**Work instructions**
Output the entire listing below exactly as it stands.

[Start of section]

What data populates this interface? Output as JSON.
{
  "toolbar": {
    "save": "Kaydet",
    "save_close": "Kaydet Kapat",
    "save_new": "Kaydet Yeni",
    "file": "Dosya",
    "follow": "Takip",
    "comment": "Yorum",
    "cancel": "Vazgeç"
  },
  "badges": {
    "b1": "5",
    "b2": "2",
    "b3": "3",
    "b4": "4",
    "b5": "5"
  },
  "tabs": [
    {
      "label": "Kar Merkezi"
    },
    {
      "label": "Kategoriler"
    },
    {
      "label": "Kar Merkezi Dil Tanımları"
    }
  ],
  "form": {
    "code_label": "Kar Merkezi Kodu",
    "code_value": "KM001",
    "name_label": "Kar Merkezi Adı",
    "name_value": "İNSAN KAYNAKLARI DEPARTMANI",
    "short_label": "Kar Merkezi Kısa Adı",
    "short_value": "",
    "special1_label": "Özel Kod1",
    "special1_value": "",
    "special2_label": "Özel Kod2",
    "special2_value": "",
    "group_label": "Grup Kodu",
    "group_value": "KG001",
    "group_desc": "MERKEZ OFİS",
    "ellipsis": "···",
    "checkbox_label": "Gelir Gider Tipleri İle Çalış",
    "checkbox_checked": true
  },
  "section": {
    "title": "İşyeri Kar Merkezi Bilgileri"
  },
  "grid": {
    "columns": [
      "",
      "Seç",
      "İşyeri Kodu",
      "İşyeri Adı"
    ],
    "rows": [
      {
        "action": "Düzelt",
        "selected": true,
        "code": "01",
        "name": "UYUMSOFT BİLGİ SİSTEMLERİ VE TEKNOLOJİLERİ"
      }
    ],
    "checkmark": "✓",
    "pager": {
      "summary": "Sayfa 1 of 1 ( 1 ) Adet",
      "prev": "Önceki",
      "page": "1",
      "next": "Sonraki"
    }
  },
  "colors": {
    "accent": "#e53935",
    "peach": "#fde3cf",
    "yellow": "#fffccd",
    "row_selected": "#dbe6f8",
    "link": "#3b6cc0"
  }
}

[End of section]

**Answer section**
What data populates this interface? Output as JSON.
{
  "toolbar": {
    "save": "Kaydet",
    "save_close": "Kaydet Kapat",
    "save_new": "Kaydet Yeni",
    "file": "Dosya",
    "follow": "Takip",
    "comment": "Yorum",
    "cancel": "Vazgeç"
  },
  "badges": {
    "b1": "5",
    "b2": "2",
    "b3": "3",
    "b4": "4",
    "b5": "5"
  },
  "tabs": [
    {
      "label": "Kar Merkezi"
    },
    {
      "label": "Kategoriler"
    },
    {
      "label": "Kar Merkezi Dil Tanımları"
    }
  ],
  "form": {
    "code_label": "Kar Merkezi Kodu",
    "code_value": "KM001",
    "name_label": "Kar Merkezi Adı",
    "name_value": "İNSAN KAYNAKLARI DEPARTMANI",
    "short_label": "Kar Merkezi Kısa Adı",
    "short_value": "",
    "special1_label": "Özel Kod1",
    "special1_value": "",
    "special2_label": "Özel Kod2",
    "special2_value": "",
    "group_label": "Grup Kodu",
    "group_value": "KG001",
    "group_desc": "MERKEZ OFİS",
    "ellipsis": "···",
    "checkbox_label": "Gelir Gider Tipleri İle Çalış",
    "checkbox_checked": true
  },
  "section": {
    "title": "İşyeri Kar Merkezi Bilgileri"
  },
  "grid": {
    "columns": [
      "",
      "Seç",
      "İşyeri Kodu",
      "İşyeri Adı"
    ],
    "rows": [
      {
        "action": "Düzelt",
        "selected": true,
        "code": "01",
        "name": "UYUMSOFT BİLGİ SİSTEMLERİ VE TEKNOLOJİLERİ"
      }
    ],
    "checkmark": "✓",
    "pager": {
      "summary": "Sayfa 1 of 1 ( 1 ) Adet",
      "prev": "Önceki",
      "page": "1",
      "next": "Sonraki"
    }
  },
  "colors": {
    "accent": "#e53935",
    "peach": "#fde3cf",
    "yellow": "#fffccd",
    "row_selected": "#dbe6f8",
    "link": "#3b6cc0"
  }
}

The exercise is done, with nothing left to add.